I mean, will they? Reject it?
This is a real issue though. Skill is a problem, actually, because studios could hire more writers, and they could hire writers to specialize, particularly, in writing this kind of material. But it’s clear that if you limit the scope of a game, the relative quality of the story and writing tend to go up. Even in games with dubious writing like ME:A, when you get to the contained missions, instead of the open-world drivel, the quality of the writing and storytelling absolutely spikes upwards.
What strikes me is that you can tell good stories in the open world, but you need to make them into actual stories - games like Sunless Skies do this just fine. TW3 does it fairly well, but it just does the same thing over and over, in a way that it didn’t strictly have to. Hey at least it’s not “pick up these random letters scattered around the map”, eh, DA:I, ya fucker?
Visual, action, acting and score can absolutely save a mediocre script in a game. Very few games have more than a mediocre script.
You’re not getting here is that many games have outright bad scripts. That’s why people are meaner.
The other issue is that games tend to be LONG. This means that there will be more opportunities to see how crap the writing is. Again, this is a solvable problem. Hire people who are good at writing stuff for the style of game you’re writing. Hire people who can do that. But that’s not how the game industry works. That’s a choice the game industry is making, and it’s as legitimate to criticise that as any other decision.
I dunno. I re-read the first book of WoT recently and I’m not seeing many similarities beyond stuff that’s true of large swathes of fantasy novels. I guess the two similarities which stand out are:
A) Magic is policed/oppressed. This is very common in fantasy novels written after 1990, because, like, if humans were involved, magic WOULD be policed/oppressed, because it’s a threat. So I think that’s a weak similarity at best.
B) Darkspawn are superficially similar to Trollocs. But not really. Darkspawn are a lot creepier than the simple beastmen of the Trollocs.
I can’t really see anything else. The obsessions of The Wheel of Time are retrograde obsessions - strict gender divides/gender essentialism which tie into the mythology of the setting (not outright misogyny or anything - Jordan is weird in that he has very narrow ideals for how men or how women should be, neither of which prevents them being an important part of society, but strictly delineates what they should be doing - men are generally portrayed more negatively, too, but both genders are strictly limited), the “Just King” concept and a related obsession with “true lineages” and the idea that “blood will out” and so on, the inevitable 1970s/1980s Tolkien imitator deal where there was a modern world before this one*, and so on.
That particular one is of course folklore-influenced, but an awful lot of well-written fantasy is like that.

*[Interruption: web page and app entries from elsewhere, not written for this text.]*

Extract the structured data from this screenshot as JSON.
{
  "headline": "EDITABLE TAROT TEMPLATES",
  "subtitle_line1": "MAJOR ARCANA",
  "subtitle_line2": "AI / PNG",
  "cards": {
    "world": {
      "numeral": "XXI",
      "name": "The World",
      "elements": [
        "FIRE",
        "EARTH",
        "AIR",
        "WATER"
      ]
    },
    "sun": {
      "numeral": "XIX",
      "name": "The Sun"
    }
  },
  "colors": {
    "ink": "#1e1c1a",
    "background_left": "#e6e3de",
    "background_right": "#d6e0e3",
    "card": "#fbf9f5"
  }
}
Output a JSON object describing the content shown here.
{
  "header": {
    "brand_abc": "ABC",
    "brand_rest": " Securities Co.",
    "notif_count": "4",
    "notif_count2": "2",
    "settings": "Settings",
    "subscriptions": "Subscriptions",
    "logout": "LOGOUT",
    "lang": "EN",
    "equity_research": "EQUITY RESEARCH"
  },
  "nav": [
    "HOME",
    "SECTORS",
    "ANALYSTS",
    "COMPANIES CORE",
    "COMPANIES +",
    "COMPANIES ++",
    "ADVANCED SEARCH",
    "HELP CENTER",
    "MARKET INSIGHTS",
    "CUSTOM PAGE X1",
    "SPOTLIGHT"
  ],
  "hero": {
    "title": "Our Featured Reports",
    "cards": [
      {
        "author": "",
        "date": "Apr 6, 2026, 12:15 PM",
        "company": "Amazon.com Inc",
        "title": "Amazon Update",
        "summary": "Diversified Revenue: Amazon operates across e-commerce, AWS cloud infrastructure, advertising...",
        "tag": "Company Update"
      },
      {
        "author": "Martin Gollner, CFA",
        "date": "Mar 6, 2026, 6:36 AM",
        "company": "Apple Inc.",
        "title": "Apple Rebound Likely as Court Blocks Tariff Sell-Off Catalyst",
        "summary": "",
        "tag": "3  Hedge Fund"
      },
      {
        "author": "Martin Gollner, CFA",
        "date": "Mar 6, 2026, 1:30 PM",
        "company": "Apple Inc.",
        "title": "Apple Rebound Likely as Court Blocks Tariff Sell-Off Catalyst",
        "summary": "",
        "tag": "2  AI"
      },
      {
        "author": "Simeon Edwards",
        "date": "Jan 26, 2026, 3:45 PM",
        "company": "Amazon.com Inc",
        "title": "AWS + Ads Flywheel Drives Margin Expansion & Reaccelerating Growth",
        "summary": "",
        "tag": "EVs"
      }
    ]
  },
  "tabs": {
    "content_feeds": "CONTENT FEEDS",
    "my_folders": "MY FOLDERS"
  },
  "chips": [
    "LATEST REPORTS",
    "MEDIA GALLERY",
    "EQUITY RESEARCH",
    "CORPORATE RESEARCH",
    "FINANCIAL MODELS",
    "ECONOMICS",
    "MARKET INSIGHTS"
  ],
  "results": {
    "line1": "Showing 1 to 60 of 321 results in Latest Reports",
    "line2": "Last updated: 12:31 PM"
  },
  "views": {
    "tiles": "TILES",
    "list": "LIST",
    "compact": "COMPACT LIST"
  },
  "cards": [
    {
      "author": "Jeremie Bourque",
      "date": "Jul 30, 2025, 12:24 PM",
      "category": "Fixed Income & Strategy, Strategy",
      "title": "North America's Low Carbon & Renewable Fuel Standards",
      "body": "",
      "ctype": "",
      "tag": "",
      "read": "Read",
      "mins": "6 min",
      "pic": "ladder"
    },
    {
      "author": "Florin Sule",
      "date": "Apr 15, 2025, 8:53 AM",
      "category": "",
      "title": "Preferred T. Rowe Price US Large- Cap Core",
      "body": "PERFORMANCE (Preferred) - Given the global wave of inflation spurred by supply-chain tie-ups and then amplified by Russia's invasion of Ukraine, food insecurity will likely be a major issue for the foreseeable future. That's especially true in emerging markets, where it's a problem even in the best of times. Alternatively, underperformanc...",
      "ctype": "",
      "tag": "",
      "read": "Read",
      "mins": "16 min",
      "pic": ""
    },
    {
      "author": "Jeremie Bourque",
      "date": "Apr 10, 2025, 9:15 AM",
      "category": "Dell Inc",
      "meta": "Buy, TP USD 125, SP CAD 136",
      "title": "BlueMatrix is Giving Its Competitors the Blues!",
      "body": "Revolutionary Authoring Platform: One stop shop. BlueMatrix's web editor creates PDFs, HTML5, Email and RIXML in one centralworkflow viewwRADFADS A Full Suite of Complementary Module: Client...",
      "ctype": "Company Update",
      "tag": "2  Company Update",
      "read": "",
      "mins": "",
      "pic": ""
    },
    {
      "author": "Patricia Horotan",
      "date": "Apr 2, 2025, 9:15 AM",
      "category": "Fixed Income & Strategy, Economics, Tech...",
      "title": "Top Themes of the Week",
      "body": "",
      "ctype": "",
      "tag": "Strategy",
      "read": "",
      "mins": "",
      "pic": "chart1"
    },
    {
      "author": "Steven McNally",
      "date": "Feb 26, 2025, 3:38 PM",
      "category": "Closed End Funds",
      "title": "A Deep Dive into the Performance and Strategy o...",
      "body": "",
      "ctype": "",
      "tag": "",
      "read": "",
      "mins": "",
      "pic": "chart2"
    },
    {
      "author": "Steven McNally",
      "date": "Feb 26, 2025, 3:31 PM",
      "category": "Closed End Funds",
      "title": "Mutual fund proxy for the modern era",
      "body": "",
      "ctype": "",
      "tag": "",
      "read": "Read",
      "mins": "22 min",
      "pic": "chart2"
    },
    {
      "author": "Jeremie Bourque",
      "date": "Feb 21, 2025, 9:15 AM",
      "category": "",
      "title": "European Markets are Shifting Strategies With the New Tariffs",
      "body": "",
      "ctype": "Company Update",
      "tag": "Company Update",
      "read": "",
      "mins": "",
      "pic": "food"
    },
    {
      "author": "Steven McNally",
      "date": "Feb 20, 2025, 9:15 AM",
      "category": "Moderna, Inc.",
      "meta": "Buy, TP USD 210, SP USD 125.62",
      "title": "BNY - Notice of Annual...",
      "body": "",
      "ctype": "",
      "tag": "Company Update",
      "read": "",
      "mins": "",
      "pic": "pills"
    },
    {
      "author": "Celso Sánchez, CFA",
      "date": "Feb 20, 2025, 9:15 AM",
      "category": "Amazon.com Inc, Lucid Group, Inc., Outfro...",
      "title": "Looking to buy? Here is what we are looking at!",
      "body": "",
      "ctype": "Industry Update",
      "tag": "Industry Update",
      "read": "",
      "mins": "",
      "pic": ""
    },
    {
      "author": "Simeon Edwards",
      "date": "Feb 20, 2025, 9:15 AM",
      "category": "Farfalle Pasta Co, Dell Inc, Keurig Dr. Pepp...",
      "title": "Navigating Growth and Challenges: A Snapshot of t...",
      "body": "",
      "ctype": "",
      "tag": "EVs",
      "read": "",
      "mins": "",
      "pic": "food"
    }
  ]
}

It’s not really a “folklore vs fantasy” thing, it’s a “has the setting and its inhabitants evolved organically?” thing.
That definitely isn’t too pedantic, and it’s something that is an issue in written SF too, albeit more rarely.
* = That’s a whole other thing that’s very generational. When LotR came out in the 1950s and 1960s, both the public and SF fans had difficulty processing it and didn’t initially connect it to a broader fantasy tradition (shades of Harry Potter), and people frequently assumed it was far post-apocalyptic SF. I think all the shit Aragorn and others talked about how the world used to be better helped to give this impression. That faded, but it’s no accident at all that a lot of directly Tolkien-inspired authors in writing in the 1970s and 1980s (who thus grew up when such ideas were knocking around) have settings where it’s Tolkenian, but there’s a more direct reference to a more technological “world before”.